Prompt: Your response should consist of every entry, unchanged.

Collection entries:
BEGIN

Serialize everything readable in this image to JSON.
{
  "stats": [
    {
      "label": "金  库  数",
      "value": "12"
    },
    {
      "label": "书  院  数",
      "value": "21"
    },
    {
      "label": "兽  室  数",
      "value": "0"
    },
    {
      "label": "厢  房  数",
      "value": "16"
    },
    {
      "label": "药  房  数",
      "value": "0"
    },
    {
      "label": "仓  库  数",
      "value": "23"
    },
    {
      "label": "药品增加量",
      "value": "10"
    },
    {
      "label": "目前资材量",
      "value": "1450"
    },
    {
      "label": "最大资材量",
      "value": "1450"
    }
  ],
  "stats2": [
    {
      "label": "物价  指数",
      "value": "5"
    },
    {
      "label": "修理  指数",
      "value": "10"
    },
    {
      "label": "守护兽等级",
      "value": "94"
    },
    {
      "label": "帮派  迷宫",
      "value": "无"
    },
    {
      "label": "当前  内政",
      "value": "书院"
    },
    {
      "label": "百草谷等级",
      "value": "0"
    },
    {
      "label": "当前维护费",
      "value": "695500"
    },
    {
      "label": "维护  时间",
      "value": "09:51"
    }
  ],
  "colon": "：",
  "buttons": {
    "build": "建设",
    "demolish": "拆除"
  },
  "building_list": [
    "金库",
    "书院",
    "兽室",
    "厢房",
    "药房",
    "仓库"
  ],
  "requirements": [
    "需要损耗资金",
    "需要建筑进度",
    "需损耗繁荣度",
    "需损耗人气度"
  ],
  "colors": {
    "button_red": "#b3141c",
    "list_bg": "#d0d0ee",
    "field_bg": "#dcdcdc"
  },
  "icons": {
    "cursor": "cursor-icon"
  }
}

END

Written reply:
Serialize everything readable in this image to JSON.
{
  "stats": [
    {
      "label": "金  库  数",
      "value": "12"
    },
    {
      "label": "书  院  数",
      "value": "21"
    },
    {
      "label": "兽  室  数",
      "value": "0"
    },
    {
      "label": "厢  房  数",
      "value": "16"
    },
    {
      "label": "药  房  数",
      "value": "0"
    },
    {
      "label": "仓  库  数",
      "value": "23"
    },
    {
      "label": "药品增加量",
      "value": "10"
    },
    {
      "label": "目前资材量",
      "value": "1450"
    },
    {
      "label": "最大资材量",
      "value": "1450"
    }
  ],
  "stats2": [
    {
      "label": "物价  指数",
      "value": "5"
    },
    {
      "label": "修理  指数",
      "value": "10"
    },
    {
      "label": "守护兽等级",
      "value": "94"
    },
    {
      "label": "帮派  迷宫",
      "value": "无"
    },
    {
      "label": "当前  内政",
      "value": "书院"
    },
    {
      "label": "百草谷等级",
      "value": "0"
    },
    {
      "label": "当前维护费",
      "value": "695500"
    },
    {
      "label": "维护  时间",
      "value": "09:51"
    }
  ],
  "colon": "：",
  "buttons": {
    "build": "建设",
    "demolish": "拆除"
  },
  "building_list": [
    "金库",
    "书院",
    "兽室",
    "厢房",
    "药房",
    "仓库"
  ],
  "requirements": [
    "需要损耗资金",
    "需要建筑进度",
    "需损耗繁荣度",
    "需损耗人气度"
  ],
  "colors": {
    "button_red": "#b3141c",
    "list_bg": "#d0d0ee",
    "field_bg": "#dcdcdc"
  },
  "icons": {
    "cursor": "cursor-icon"
  }
}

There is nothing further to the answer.